“Our results showed that canines may serve as intermediates for the adaptation of avian influenza viruses to humans,” the scientists wrote in their paper, published in the journal eLife.
Six dogs were deliberately infected with each of the six known dog flu strains of H3N2 in a lab and all were found to be only mildly unwell. The most severe symptoms were a fever, sneezing and coughing.
British experts said the study is well conducted and offers insight into the role pet dogs may play as a potential patient zero for a future “dog flu” outbreak.
‘Bird flu H3 strain has evolved’
Prof James Wood, head of the department of veterinary medicine at the University of Cambridge, told The Telegraph “it is pretty clear” the bird flu H3 strain has now evolved into a dog-specific virus.
“The changes in the canine virus apparently are making it better adapted to transmit within mammals, as you might expect after such a long period in dogs,” he said.
He added that this could be good news for the potential zoonotic infection of people as it has so far not spilled over into humans, but warned this could be because it has not yet reached the required mutation threshold.
“The virus does not seem to pose particularly worrying health threats to dogs - one might be more concerned about the longer term pandemic potential in other species such as humans,” said Prof Wood.
Prof Ian Jones, professor of virology at the University of Reading, told The Telegraph that the Chinese study provides evidence the virus is “creeping” towards being human-like.

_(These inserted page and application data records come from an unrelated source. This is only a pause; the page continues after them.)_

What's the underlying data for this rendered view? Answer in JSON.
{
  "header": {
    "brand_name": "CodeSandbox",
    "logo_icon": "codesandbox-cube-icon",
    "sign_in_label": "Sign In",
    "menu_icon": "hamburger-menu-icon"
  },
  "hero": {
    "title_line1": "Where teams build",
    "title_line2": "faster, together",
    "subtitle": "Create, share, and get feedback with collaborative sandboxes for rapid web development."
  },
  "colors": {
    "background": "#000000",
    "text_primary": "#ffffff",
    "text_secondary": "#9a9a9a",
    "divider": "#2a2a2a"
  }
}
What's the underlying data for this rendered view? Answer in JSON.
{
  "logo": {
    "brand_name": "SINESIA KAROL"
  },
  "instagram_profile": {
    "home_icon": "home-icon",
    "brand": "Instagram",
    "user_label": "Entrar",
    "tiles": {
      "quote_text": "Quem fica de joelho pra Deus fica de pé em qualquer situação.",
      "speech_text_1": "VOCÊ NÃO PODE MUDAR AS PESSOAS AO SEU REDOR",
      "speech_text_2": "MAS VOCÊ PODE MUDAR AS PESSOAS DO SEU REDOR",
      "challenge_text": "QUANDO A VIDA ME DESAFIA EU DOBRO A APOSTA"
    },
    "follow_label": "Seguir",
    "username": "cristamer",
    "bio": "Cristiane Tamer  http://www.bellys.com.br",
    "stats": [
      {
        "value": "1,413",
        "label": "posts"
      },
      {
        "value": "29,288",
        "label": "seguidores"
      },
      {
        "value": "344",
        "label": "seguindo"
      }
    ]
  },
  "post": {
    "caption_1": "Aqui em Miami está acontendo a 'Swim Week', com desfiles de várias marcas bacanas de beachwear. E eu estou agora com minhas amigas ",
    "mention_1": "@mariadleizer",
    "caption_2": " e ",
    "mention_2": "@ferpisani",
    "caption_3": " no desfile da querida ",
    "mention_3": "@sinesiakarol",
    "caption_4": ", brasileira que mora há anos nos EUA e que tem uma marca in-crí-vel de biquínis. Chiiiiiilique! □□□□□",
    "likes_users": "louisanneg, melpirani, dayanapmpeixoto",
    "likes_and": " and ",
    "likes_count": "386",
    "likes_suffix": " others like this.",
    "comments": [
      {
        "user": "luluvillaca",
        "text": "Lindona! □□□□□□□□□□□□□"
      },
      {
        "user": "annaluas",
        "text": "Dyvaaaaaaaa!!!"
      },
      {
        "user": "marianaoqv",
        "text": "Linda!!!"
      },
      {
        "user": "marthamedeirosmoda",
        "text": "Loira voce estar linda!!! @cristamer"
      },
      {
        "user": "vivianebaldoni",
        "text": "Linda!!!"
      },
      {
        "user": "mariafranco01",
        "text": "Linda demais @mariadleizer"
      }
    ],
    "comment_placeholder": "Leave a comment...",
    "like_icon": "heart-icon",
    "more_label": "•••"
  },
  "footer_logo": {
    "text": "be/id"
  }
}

“It’s a data-rich paper that surely shows that the most recent viruses (clade 5) are more adapted to mammals than was the original virus that made the leap from an avian,” he said.
“But some of this is just the virus settling down in the dog, so inevitably becoming mammalian virus-like.
“At the moment I judge this data warrants attention but that the case for a ‘threat’ is not clear.”
Prof Jones also said it was possible, with its array of current mutations, that the dog flu virus could go on to infect humans. There is as yet no evidence of this, or reported cases of this happening.
People lack immunity to the H3 family of influenza viruses, the study authors warned, saying antibodies from pre-existing flu jabs and influenza strains would not work against dog flu.
Prof Jones said this seems unlikely and that there may be some pre-existing protection against disease, even if not against infection, as was seen during the Covid pandemic.
The study only looked at the presence of dog flu in canines living in China, but Prof Wood said if throat swabs were taken from other dogs around the world, then he would expect it to be present globally.
“Other canine viruses have spread globally and it seems likely that this one may well have already done so too,” he said.
“So I don’t believe that screening for any dogs moving from the US, China or elsewhere would be proportionate based on the evidence in the paper.”
‘Enhanced surveillance necessary’
Both the authors and the independent scientists said it is too soon to bring in any restrictions on human-dog dyads, but said enhanced surveillance and testing would be a prudent move.
“Continuous surveillance coordinated with risk assessment for canine influenza viruses is necessary,” the Chinese scientists wrote in their paper.
Prof Jones said screening, quarantine and regular dog flu testing is not yet warranted by the threat revealed by the new paper.
However, he said: “It would be no bad thing if rapid tests for dog influenza were in time added to other current diagnostics.
“In some countries dog control would be impossible and in others socially difficult, think of bovine TB and badgers in the UK.
“I think the obvious thing is surveillance and an awareness in influenza reference centres of the dog adapted sequences so any human cases can be reported quickly.”